“Three Iranian satellites were successfully launched into space for the first time, with the Simorgh satellite,” the Islamic Republic News Agency reported.

One satellite weighing 32kg and two nano-satellites of less than 10kg each were sent to a minimum orbit of 450km, with the two smaller devices aimed at testing narrowband communication and geopositioning technology, the reports said.

The larger satellite, named “Mahda” and built by Iran's Space Agency, is meant to test the accuracy of the Simorgh rocket in delivering multiple cargoes to space.

“Mahda satellites and two nano-satellites were successfully put into orbit,” IRNA said.
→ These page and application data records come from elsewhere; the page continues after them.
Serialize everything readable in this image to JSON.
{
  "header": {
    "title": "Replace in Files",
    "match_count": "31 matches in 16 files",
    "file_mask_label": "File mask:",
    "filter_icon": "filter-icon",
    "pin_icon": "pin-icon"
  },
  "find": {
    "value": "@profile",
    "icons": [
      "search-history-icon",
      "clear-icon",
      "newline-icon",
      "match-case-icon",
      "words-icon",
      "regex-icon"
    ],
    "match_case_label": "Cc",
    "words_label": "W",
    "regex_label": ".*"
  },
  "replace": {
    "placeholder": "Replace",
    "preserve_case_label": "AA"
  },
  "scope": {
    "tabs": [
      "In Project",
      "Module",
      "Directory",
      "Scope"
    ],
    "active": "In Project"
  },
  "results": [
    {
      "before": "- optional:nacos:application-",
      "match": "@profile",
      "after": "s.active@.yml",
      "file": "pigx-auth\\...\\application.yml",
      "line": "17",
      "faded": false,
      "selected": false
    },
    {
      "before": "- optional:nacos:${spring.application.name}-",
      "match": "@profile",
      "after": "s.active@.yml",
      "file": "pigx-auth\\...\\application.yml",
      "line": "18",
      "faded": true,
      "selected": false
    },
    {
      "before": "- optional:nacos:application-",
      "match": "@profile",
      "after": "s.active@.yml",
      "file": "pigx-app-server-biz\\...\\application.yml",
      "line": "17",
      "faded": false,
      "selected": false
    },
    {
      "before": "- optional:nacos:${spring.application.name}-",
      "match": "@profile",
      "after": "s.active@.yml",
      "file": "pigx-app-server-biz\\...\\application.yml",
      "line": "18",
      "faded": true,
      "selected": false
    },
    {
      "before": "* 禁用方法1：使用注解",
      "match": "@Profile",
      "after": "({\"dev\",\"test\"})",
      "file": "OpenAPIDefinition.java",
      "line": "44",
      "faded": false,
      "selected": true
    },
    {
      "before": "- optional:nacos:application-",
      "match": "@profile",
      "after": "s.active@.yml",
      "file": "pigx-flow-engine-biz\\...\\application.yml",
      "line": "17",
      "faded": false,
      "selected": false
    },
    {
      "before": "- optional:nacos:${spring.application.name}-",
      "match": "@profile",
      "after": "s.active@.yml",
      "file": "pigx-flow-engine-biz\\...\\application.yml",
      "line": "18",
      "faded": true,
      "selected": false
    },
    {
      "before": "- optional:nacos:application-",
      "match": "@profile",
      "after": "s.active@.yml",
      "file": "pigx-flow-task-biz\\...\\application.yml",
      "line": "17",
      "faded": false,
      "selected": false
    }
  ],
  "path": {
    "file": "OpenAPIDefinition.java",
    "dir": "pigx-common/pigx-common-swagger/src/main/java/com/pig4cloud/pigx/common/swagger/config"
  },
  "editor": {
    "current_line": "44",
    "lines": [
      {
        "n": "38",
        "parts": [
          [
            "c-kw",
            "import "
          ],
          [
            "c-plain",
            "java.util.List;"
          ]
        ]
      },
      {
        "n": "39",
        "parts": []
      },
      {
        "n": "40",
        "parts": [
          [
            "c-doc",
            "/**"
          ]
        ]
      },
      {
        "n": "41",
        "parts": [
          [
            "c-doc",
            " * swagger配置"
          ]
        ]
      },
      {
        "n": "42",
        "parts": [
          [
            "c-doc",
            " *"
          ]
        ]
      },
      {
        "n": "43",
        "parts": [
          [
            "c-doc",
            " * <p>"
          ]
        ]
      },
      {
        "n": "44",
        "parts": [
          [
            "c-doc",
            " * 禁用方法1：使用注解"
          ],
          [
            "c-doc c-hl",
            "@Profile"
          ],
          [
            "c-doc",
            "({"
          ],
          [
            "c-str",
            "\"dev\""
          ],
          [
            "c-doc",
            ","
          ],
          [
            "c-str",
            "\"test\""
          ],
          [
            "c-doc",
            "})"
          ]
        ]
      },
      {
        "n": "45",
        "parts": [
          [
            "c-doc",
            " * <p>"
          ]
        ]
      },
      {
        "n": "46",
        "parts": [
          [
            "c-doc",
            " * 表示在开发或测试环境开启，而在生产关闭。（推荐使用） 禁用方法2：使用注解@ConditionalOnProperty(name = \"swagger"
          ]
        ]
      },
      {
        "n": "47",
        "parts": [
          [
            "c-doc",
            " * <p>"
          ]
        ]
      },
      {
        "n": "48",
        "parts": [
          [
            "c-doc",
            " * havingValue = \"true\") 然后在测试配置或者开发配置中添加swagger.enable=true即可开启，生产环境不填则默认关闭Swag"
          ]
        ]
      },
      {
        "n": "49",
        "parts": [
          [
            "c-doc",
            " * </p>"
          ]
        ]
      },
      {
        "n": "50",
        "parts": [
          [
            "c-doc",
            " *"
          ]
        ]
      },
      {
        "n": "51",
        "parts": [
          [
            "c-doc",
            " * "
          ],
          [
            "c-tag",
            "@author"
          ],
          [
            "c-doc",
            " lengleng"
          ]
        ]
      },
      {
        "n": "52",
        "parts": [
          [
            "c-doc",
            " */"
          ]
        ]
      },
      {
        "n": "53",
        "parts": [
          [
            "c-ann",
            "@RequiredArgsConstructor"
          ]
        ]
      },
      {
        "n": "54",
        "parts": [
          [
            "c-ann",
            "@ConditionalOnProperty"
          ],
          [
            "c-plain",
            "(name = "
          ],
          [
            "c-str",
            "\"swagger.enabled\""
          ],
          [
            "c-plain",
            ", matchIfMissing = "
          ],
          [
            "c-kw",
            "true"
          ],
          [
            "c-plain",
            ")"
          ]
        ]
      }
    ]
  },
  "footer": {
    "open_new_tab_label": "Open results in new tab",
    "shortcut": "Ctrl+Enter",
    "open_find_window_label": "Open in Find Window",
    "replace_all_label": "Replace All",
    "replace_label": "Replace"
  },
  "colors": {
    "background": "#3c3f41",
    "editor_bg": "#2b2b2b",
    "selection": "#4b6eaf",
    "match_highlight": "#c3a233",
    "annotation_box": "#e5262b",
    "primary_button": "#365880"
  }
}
Earlier this month, Iran launched its Sorayya satellite into orbit with a rocket built by the military, raising concerns among European powers that the space launch vehicle's technology could be used for the development of ballistic missile systems.

The statement from France, Germany and the UK said the three powers, "remain committed to taking every diplomatic step to prevent Iran from developing nuclear weapons and to hold Iran to account for its destabilising activity in the region and internationally."

Iran on Saturday dismissed European countries’ condemnation of its launch of the Sorayya satellite, saying peaceful technological advancement in the aerospace field was the country’s legitimate right.

The US has previously said Iran’s satellite launches defy a UN Security Council resolution and called on Tehran to undertake no activity involving ballistic missiles capable of delivering nuclear weapons. UN sanctions related to Iran’s ballistic missile programme expired last October.

The US intelligence community’s 2023 worldwide threat assessment said the development of satellite launch vehicles “shortens the timeline” for Iran to develop an intercontinental ballistic missile because it uses similar technology.

Updated: January 28, 2024, 12:13 PM